Makes about: 1 1/2 quarts | Active time: 10 to 15 minutes
Use the freshest eggs available for best results. If possible, refrigerate the base for a full 24 hours— the longer it’s chilled, the better it is. We like to refrigerate our bases in plastic or stainlesssteel pitchers with airtight lids for easy pouring into the ice cream maker after chilling.
In a 4-quart saucepan, combine milk and half of sugar. Set over high heat, and cook, stirring occasionally, until mixture comes to a boil, about 5 minutes.
Meanwhile, in a medium bowl, whisk yolks and remaining sugar until smooth, heavy, and pale yellow, about 30 seconds.
When cream mixture just comes to a boil, whisk, remove from heat, and, in a slow stream, pour half of cream mixture over yolk-sugar mixture, whisking constantly until blended.

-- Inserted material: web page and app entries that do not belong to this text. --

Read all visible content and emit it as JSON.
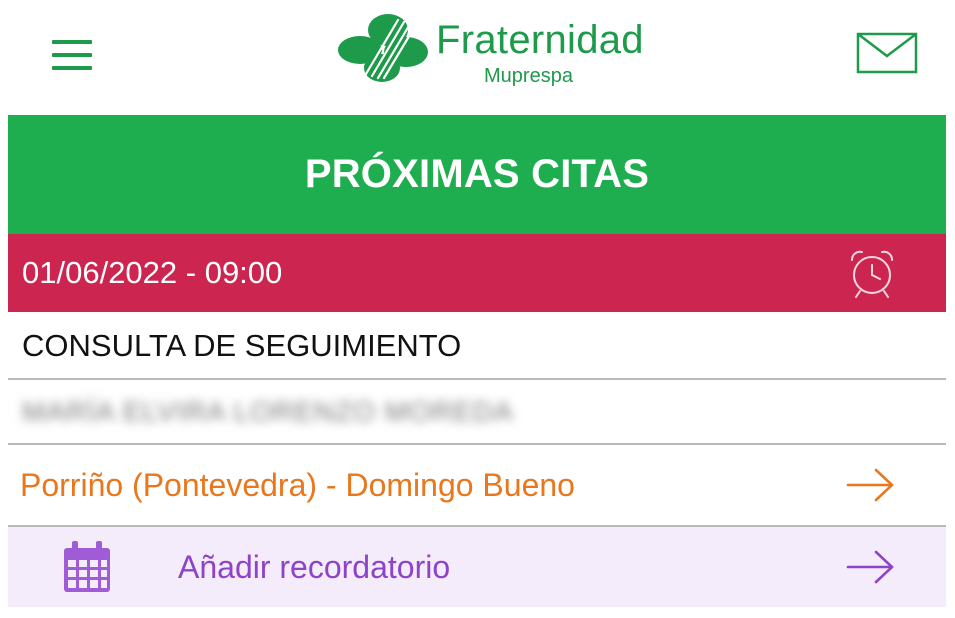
{
  "header": {
    "menu_icon": "hamburger-menu-icon",
    "logo_icon": "fraternidad-clover-logo-icon",
    "logo_title": "Fraternidad",
    "logo_subtitle": "Muprespa",
    "mail_icon": "envelope-icon"
  },
  "banner": {
    "title": "PRÓXIMAS CITAS"
  },
  "appointment": {
    "datetime": "01/06/2022 - 09:00",
    "alarm_icon": "alarm-clock-icon",
    "type": "CONSULTA DE SEGUIMIENTO",
    "doctor": "MARÍA ELVIRA LORENZO MOREDA",
    "location": "Porriño (Pontevedra) - Domingo Bueno",
    "location_arrow_icon": "arrow-right-icon"
  },
  "reminder": {
    "calendar_icon": "calendar-icon",
    "label": "Añadir recordatorio",
    "arrow_icon": "arrow-right-icon"
  },
  "colors": {
    "brand_green": "#1fae4f",
    "date_red": "#cc2650",
    "location_orange": "#e8771e",
    "reminder_purple": "#8e44c8",
    "reminder_bg": "#f4ebfb"
  }
}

Return pan to stovetop over low heat. Whisking constantly, stream yolk-cream mixture back into pan.
With a wooden spoon, continue stirring until mixture registers 165 to 180 degrees on an instant-read thermometer, about 2 minutes. Do not heat above 180 degrees, or eggs in base will scramble. Mixture should be slightly thickened and coat back of spoon, with steam rising, but not boiling. (If you blow on the back the of spoon and the mixture ripples, you’ve got the right consistency.)
Pour into a clean airtight container and refrigerate for 12 to 24 hours before using.

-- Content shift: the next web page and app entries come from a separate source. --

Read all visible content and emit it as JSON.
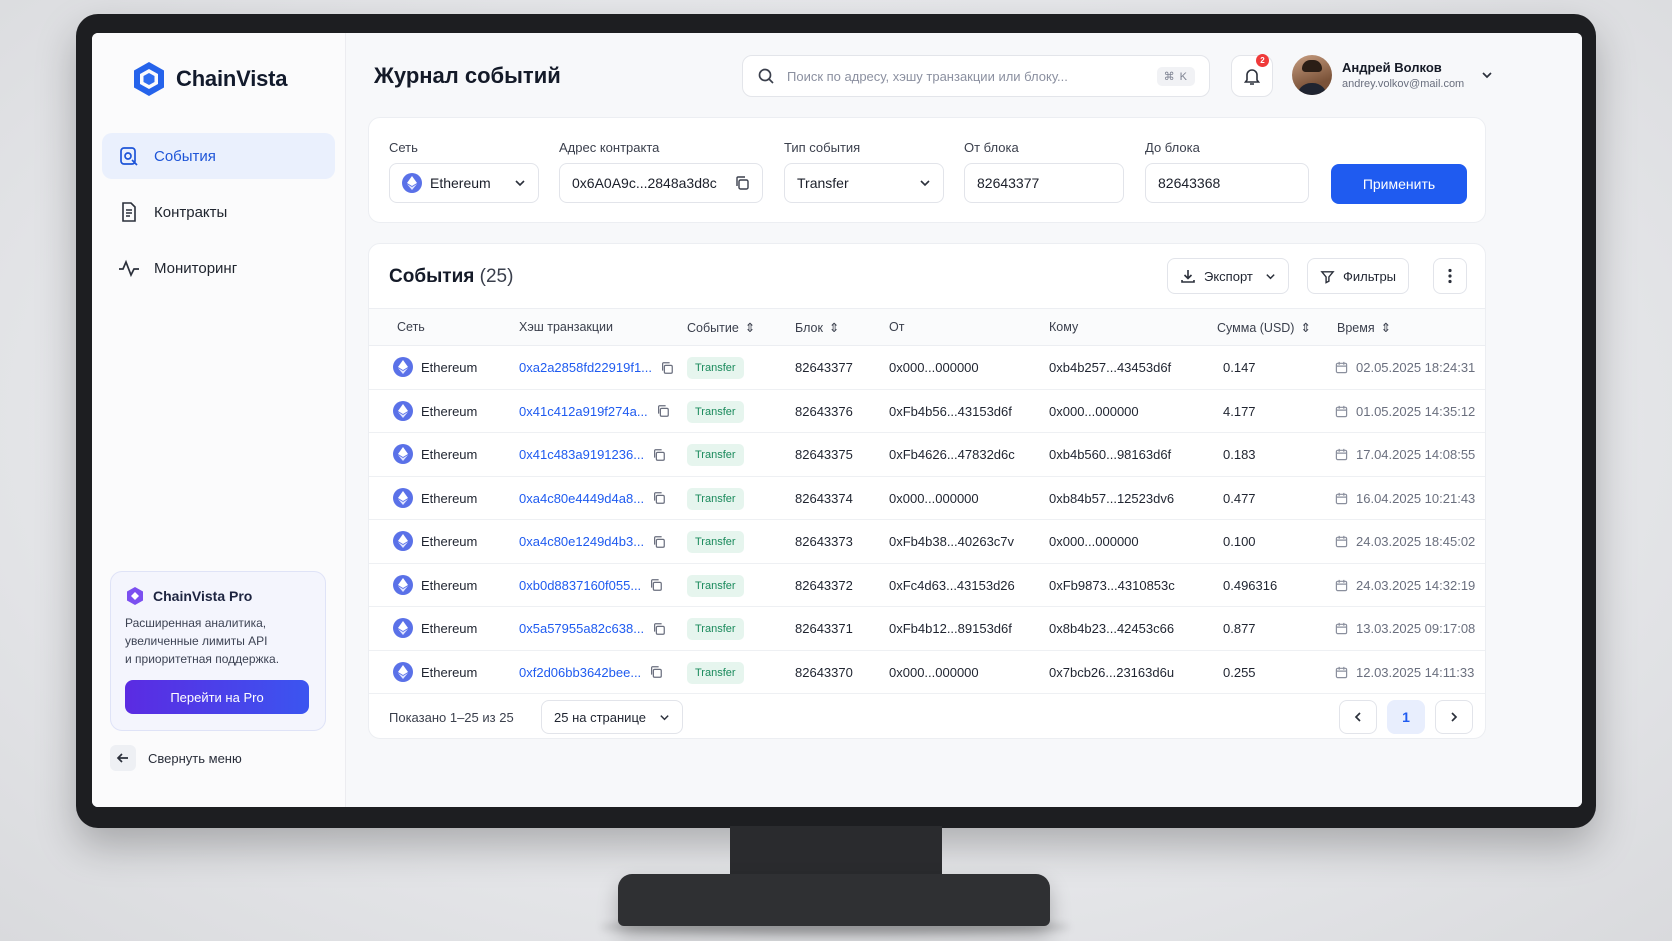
{
  "app": {
    "name": "ChainVista"
  },
  "sidebar": {
    "items": [
      {
        "label": "События",
        "icon": "events-icon",
        "active": true
      },
      {
        "label": "Контракты",
        "icon": "document-icon",
        "active": false
      },
      {
        "label": "Мониторинг",
        "icon": "activity-icon",
        "active": false
      }
    ],
    "promo": {
      "title": "ChainVista Pro",
      "line1": "Расширенная аналитика,",
      "line2": "увеличенные лимиты API",
      "line3": "и приоритетная поддержка.",
      "button": "Перейти на Pro"
    },
    "collapse_label": "Свернуть меню"
  },
  "header": {
    "title": "Журнал событий",
    "search_placeholder": "Поиск по адресу, хэшу транзакции или блоку...",
    "search_shortcut": "⌘ K",
    "notifications_count": "2",
    "user_name": "Андрей Волков",
    "user_email": "andrey.volkov@mail.com"
  },
  "filters": {
    "network_label": "Сеть",
    "network_value": "Ethereum",
    "contract_label": "Адрес контракта",
    "contract_value": "0x6A0A9c...2848a3d8c",
    "event_type_label": "Тип события",
    "event_type_value": "Transfer",
    "from_block_label": "От блока",
    "from_block_value": "82643377",
    "to_block_label": "До блока",
    "to_block_value": "82643368",
    "apply_label": "Применить"
  },
  "table": {
    "title": "События",
    "count": "(25)",
    "export_label": "Экспорт",
    "filters_label": "Фильтры",
    "columns": [
      "Сеть",
      "Хэш транзакции",
      "Событие",
      "Блок",
      "От",
      "Кому",
      "Сумма (USD)",
      "Время"
    ],
    "rows": [
      {
        "network": "Ethereum",
        "hash": "0xa2a2858fd22919f1...",
        "event": "Transfer",
        "block": "82643377",
        "from": "0x000...000000",
        "to": "0xb4b257...43453d6f",
        "amount": "0.147",
        "time": "02.05.2025 18:24:31"
      },
      {
        "network": "Ethereum",
        "hash": "0x41c412a919f274a...",
        "event": "Transfer",
        "block": "82643376",
        "from": "0xFb4b56...43153d6f",
        "to": "0x000...000000",
        "amount": "4.177",
        "time": "01.05.2025 14:35:12"
      },
      {
        "network": "Ethereum",
        "hash": "0x41c483a9191236...",
        "event": "Transfer",
        "block": "82643375",
        "from": "0xFb4626...47832d6c",
        "to": "0xb4b560...98163d6f",
        "amount": "0.183",
        "time": "17.04.2025 14:08:55"
      },
      {
        "network": "Ethereum",
        "hash": "0xa4c80e4449d4a8...",
        "event": "Transfer",
        "block": "82643374",
        "from": "0x000...000000",
        "to": "0xb84b57...12523dv6",
        "amount": "0.477",
        "time": "16.04.2025 10:21:43"
      },
      {
        "network": "Ethereum",
        "hash": "0xa4c80e1249d4b3...",
        "event": "Transfer",
        "block": "82643373",
        "from": "0xFb4b38...40263c7v",
        "to": "0x000...000000",
        "amount": "0.100",
        "time": "24.03.2025 18:45:02"
      },
      {
        "network": "Ethereum",
        "hash": "0xb0d8837160f055...",
        "event": "Transfer",
        "block": "82643372",
        "from": "0xFc4d63...43153d26",
        "to": "0xFb9873...4310853c",
        "amount": "0.496316",
        "time": "24.03.2025 14:32:19"
      },
      {
        "network": "Ethereum",
        "hash": "0x5a57955a82c638...",
        "event": "Transfer",
        "block": "82643371",
        "from": "0xFb4b12...89153d6f",
        "to": "0x8b4b23...42453c66",
        "amount": "0.877",
        "time": "13.03.2025 09:17:08"
      },
      {
        "network": "Ethereum",
        "hash": "0xf2d06bb3642bee...",
        "event": "Transfer",
        "block": "82643370",
        "from": "0x000...000000",
        "to": "0x7bcb26...23163d6u",
        "amount": "0.255",
        "time": "12.03.2025 14:11:33"
      }
    ],
    "footer": {
      "shown": "Показано 1–25 из 25",
      "per_page": "25 на странице",
      "current_page": "1"
    }
  },
  "colors": {
    "accent": "#1f5bf0",
    "pro": "#5b2be2",
    "tag_bg": "#e6f5ee",
    "tag_text": "#1a8a5c"
  }
}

Use base within 3 to 5 days.
STRAWBERRIES & CREAM GELATO
Makes about: 1 and 1/2 quarts | Active time: 20 to 25 minutes
You have a bowl of the freshest, ripest, juiciest strawberries. Sprinkle just a bit of sugar on top, and drown the berries in rich cream.

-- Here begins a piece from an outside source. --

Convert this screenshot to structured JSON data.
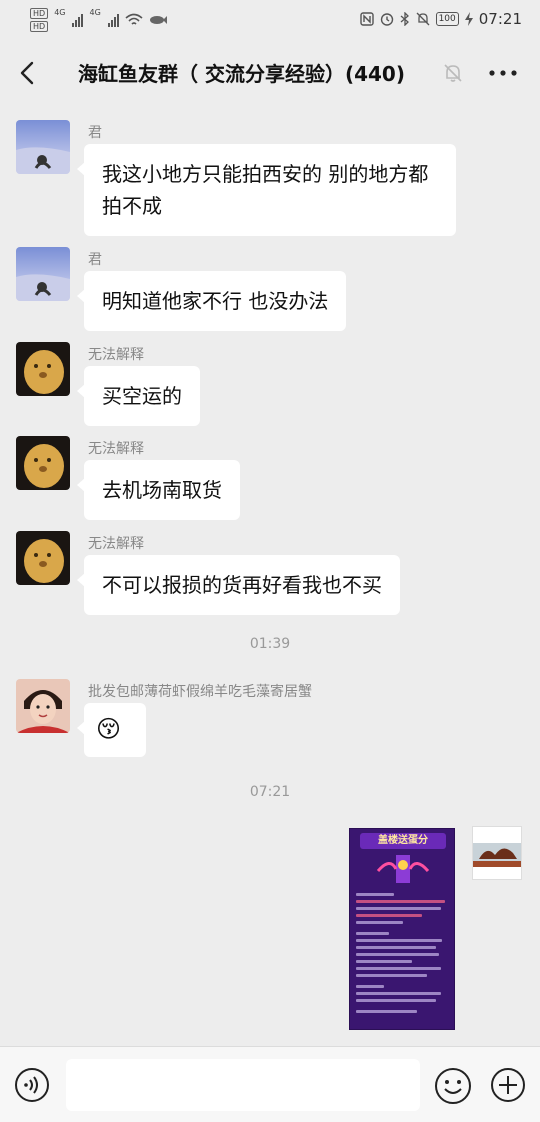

Taste. Die and go to heaven. That’s what this gelato is like.
In a blender or food processor, puree strawberries, sugar, and lemon juice. Strain through a fine-mesh sieve into Gelato Base. Mix well.
Process in an ice cream maker according to manufacturer’s instructions.
Scrape into an airtight storage container. Freeze for a minimum of 2 hours before serving.
Makes: 20 to 24 cookies | Active time: 20 to 25 minutes
We love the word snickerdoodle—it’s so much more fun to say than “sugar cookie.” Cinnamon makes this perky. The butter and sugar come through here, with a dash of salt to wake up the simple pleasure.
Mix wets: Place butter in a saucepan and set over low heat until just half is melted. Cool for 5 minutes.
Pour cooled butter into a large bowl. Add 1and 1/2 cups of sugar and whisk to combine. Whisk in eggs, one at a time, then whisk in vanilla. Whisk until mixture has consistency of wet sand. Set aside.
Mix dries: In a small bowl, whisk cinnamon and remaining 3 tablespoons sugar. Set aside.
In a medium bowl, whisk together flour, salt, cream of tartar, and baking soda.
Add dries, one third at a time, to wets, mixing with a rubber spatula or wooden spoon to combine.
Wrap bowl with plastic wrap and refrigerate for at least 20 minutes.
Preheat oven to 325 degrees, with racks in lower and upper thirds. Line two half-sheet baking pans with parchment paper.
Form dough into balls about the size of whole walnuts and roll them in reserved cinnamon-sugar mixture. Set cookie balls 2 inches apart on prepared baking sheets.
Bake for 12 to 14 minutes, or until edges are light brown and centers are still wet; don’t overbake.
Immediately transfer cookies to a cooling rack. Let cool for 1 hour before serving.
Coolhaus Sandwich Creation:
Frank Behry: Snickerdoodle Cookies + Strawberries & Cream Gelato